I posted yesterday about how, at the urging of the Freedom From Religion Foundation, Penn State officials had removed Bibles from campus-owned hotel rooms.
I wrote about that because that’s what FFRF was told:
FFRF received word Sept. 3 from the general counsel at Pennsylvania State University that bibles have been removed from the Nittany Lion Inn and the Penn Stater Conference Center Hotel in State College. Both are run by the university.
[FFRF Co-President Annie Laurie] Gaylor added, “So we’re grateful to Penn State for making this decision to respect all its hotel guests and stay above the religious fray.”
Here’s what I imagine happened after that:
Christians everywhere began complaining about how the university bowed down to atheists and removed bibles from the hotels (not the rooms) because the people who complain about things like this never bother to get a full understanding of the situation — or the First Amendment, for that matter. (We saw that ignorance on full display last week after a high school football game, too.)
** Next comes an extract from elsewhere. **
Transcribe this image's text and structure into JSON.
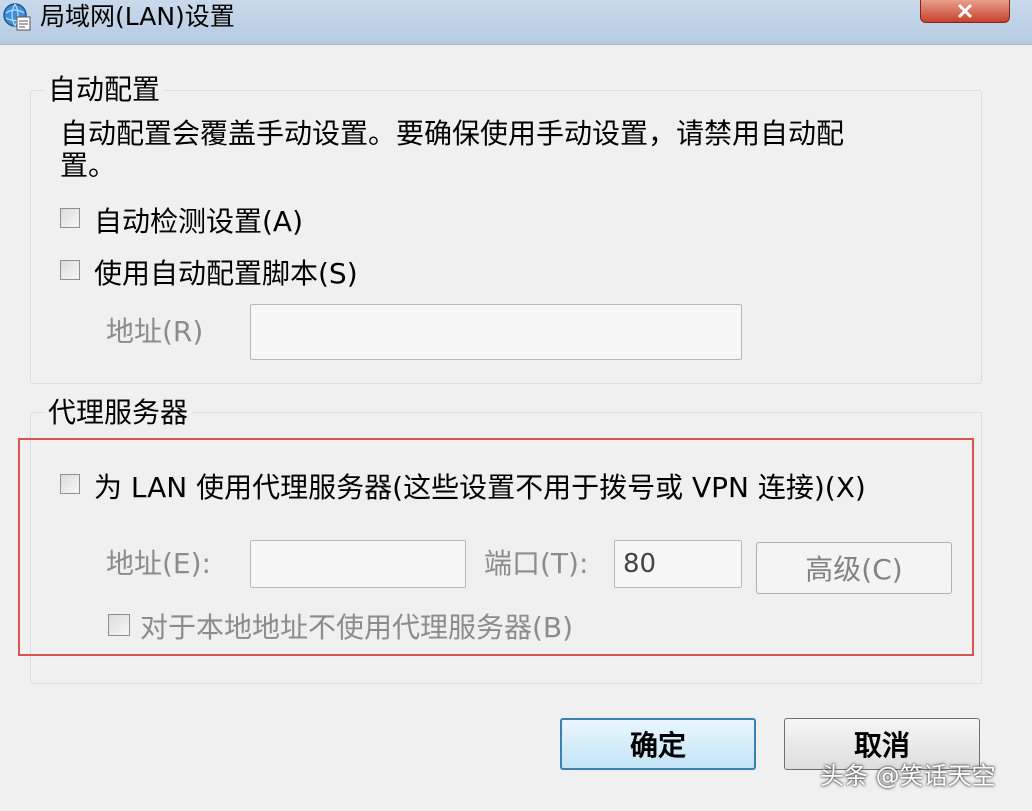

It led to Lisa M. Powers, the director of Penn State’s office of strategic communications, telling the Christian Post that people need to back the fuck off (I’m paraphrasing) because the Bible is still available to anybody who wants it. Just not in the rooms. Just like it should be:
“The Bibles have not been removed from our hotels. The decision to make Bibles and other publications available in our libraries and other public access areas was made in mid-summer,” said Powers. “There are still Gideon Bibles at our facilities and they have been there for decades. We do not have a specific date for when they originated.”
While the Bibles are not in “individual guest rooms,” they remain “available in our public access areas” for “those who wish to use them,” explained Powers.
The headline for the article — “Penn State Denies Removing Bibles From Hotels Following Atheist Complaint” — makes it sound like FFRF lied about what they said and Penn State had to set the group straight. That’s not the case at all.
Penn State did the right thing and FFRF explained it correctly in their news release. The problem, I’m assuming, is that many Christians don’t have any clue what’s going on and they just feel the need to complain about something because they think their rights are under attack. Somehow.
(Image via Shutterstock. Thanks to Brian for the link)